> to hightail it back to Lackawanna. After 9/11, they were arrested and
> guilty to supporting terrorism.
> John Curr, Assistant Director of the New York Civil Liberty Union's
> Regional Office sat through those hearings. "We believe they pled
> guilty only
> when they were threatened with being shipped off to Guantanamo and
> spending their lives in prison. Now you have a boy spending 10 years
> in prison
> for buying a $20 surplus uniform -- which he never wore. Hochul's
> office called
> that 'material support' for terrorism."
> The conviction was hailed by the Justice Department as a major victory
> in the
> "war on terror," and the hapless band was promoted to the status of a
> "al Qaida cell" by President Bush in his 2003 State of the Union
> Ed Cardoni claims that the Buffalo FBI office was "beefed up"
> during the Lackawanna investigation, and that when they found bacterial
> cultures in Kurtz's house, the Justice Department smelled another
> triumph. "They were ready to pounce," he said.
> No winners, plenty of losers
> In a practical sense, it may not matter if we never discover the
> motive behind
> the Kurtz-Ferrell prosecution.
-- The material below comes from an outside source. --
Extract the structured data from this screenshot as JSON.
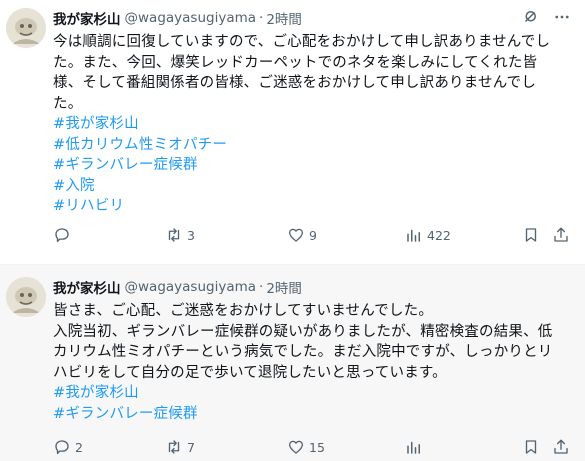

Whether the Justice Department is
> trying to
> clamp a lid on political art or looking to chalk up a win by
> exploiting jurors'
> microbe-phobia, or, as Hochul maintains, simply "taking the law as we
> find it,"
> there are likely to be lots of losers and no winners.
> Whereas the prosecutors in Buffalo's Terrorism Division may have once
> seen the
> Kurtz prosecution as a potential PR windfall, they now find themselves
> down under a continuing barrage of bad publicity, with little prospect
> of a
> graceful way out.
> Meanwhile, Steve Kurtz says his ordeal "has definitely scared people.
> And I
> think it has scared scientists more than artists."
> Claire Pentecost worries about small museums and galleries. "They'll be
> reluctant to sponsor experimental shows. They don't have a lot of
> and will fear being shut down."
> Even so, says Kurtz, "We're going full speed ahead, even though we
> can't get as
> much work done these days. A lot of our time goes to fighting the
> case. I'm
> required to ask for permission to purchase any 'organic materials'
> other than
> food! And we can't work on our books, because the prosecutors still
> have all of
> our research materials. But we're not going to shut up or give up."
> Whatever the future holds, Kurtz intends to honor the words of his
> wife Hope,
> whose sudden and tragic death attracted the attention of federal
> and plunged him into this ordeal. "In her last couple of years, angry
> at the
> way this country is heading, my wife kept telling me, 'We'll never
> Never.' She was right -- you've got to be willing to go to jail."
> A decision on a defense motion to dismiss the Kurtz-Ferrell case is
> pending. You
> can keep up with developments at www.caedefensefund.org.
> Stan Cox is a plant breeder and writer in Salina, Kansas.
> # distributed via <nettime>: no commercial use without permission
> # <nettime> is a moderated mailing list for net criticism,
> # collaborative text filtering and cultural politics of the nets
> # more info: [log in to unmask] and "info nettime-l" in the msg
> # archive: http://www.nettime.org contact: [log in to unmask]